* _Records for processing_
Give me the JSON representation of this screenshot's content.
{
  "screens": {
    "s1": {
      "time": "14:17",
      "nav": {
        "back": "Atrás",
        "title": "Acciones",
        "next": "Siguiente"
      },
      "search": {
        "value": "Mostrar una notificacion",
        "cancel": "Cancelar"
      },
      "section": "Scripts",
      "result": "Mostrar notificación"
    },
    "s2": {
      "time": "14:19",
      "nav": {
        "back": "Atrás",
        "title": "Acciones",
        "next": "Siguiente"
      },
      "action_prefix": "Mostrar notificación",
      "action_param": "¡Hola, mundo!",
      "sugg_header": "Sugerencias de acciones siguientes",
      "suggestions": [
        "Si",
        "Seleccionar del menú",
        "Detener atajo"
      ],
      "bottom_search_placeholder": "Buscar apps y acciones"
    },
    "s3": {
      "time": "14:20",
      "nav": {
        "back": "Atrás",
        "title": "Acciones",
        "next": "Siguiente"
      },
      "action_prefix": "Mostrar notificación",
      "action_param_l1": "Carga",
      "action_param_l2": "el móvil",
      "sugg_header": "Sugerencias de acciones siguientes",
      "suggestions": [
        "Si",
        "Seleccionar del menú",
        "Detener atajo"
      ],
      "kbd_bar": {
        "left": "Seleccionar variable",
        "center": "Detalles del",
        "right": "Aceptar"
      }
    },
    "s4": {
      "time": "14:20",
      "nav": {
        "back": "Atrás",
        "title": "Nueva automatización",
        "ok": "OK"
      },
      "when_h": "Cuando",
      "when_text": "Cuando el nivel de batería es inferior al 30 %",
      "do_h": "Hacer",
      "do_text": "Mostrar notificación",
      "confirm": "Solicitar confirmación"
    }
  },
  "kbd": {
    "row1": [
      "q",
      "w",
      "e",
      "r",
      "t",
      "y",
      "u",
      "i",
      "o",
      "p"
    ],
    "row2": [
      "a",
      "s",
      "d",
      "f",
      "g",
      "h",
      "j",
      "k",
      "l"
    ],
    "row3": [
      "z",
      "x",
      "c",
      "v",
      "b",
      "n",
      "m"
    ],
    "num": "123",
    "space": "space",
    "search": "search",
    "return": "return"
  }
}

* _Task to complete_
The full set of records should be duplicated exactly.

* _Task solution_
Give me the JSON representation of this screenshot's content.
{
  "screens": {
    "s1": {
      "time": "14:17",
      "nav": {
        "back": "Atrás",
        "title": "Acciones",
        "next": "Siguiente"
      },
      "search": {
        "value": "Mostrar una notificacion",
        "cancel": "Cancelar"
      },
      "section": "Scripts",
      "result": "Mostrar notificación"
    },
    "s2": {
      "time": "14:19",
      "nav": {
        "back": "Atrás",
        "title": "Acciones",
        "next": "Siguiente"
      },
      "action_prefix": "Mostrar notificación",
      "action_param": "¡Hola, mundo!",
      "sugg_header": "Sugerencias de acciones siguientes",
      "suggestions": [
        "Si",
        "Seleccionar del menú",
        "Detener atajo"
      ],
      "bottom_search_placeholder": "Buscar apps y acciones"
    },
    "s3": {
      "time": "14:20",
      "nav": {
        "back": "Atrás",
        "title": "Acciones",
        "next": "Siguiente"
      },
      "action_prefix": "Mostrar notificación",
      "action_param_l1": "Carga",
      "action_param_l2": "el móvil",
      "sugg_header": "Sugerencias de acciones siguientes",
      "suggestions": [
        "Si",
        "Seleccionar del menú",
        "Detener atajo"
      ],
      "kbd_bar": {
        "left": "Seleccionar variable",
        "center": "Detalles del",
        "right": "Aceptar"
      }
    },
    "s4": {
      "time": "14:20",
      "nav": {
        "back": "Atrás",
        "title": "Nueva automatización",
        "ok": "OK"
      },
      "when_h": "Cuando",
      "when_text": "Cuando el nivel de batería es inferior al 30 %",
      "do_h": "Hacer",
      "do_text": "Mostrar notificación",
      "confirm": "Solicitar confirmación"
    }
  },
  "kbd": {
    "row1": [
      "q",
      "w",
      "e",
      "r",
      "t",
      "y",
      "u",
      "i",
      "o",
      "p"
    ],
    "row2": [
      "a",
      "s",
      "d",
      "f",
      "g",
      "h",
      "j",
      "k",
      "l"
    ],
    "row3": [
      "z",
      "x",
      "c",
      "v",
      "b",
      "n",
      "m"
    ],
    "num": "123",
    "space": "space",
    "search": "search",
    "return": "return"
  }
}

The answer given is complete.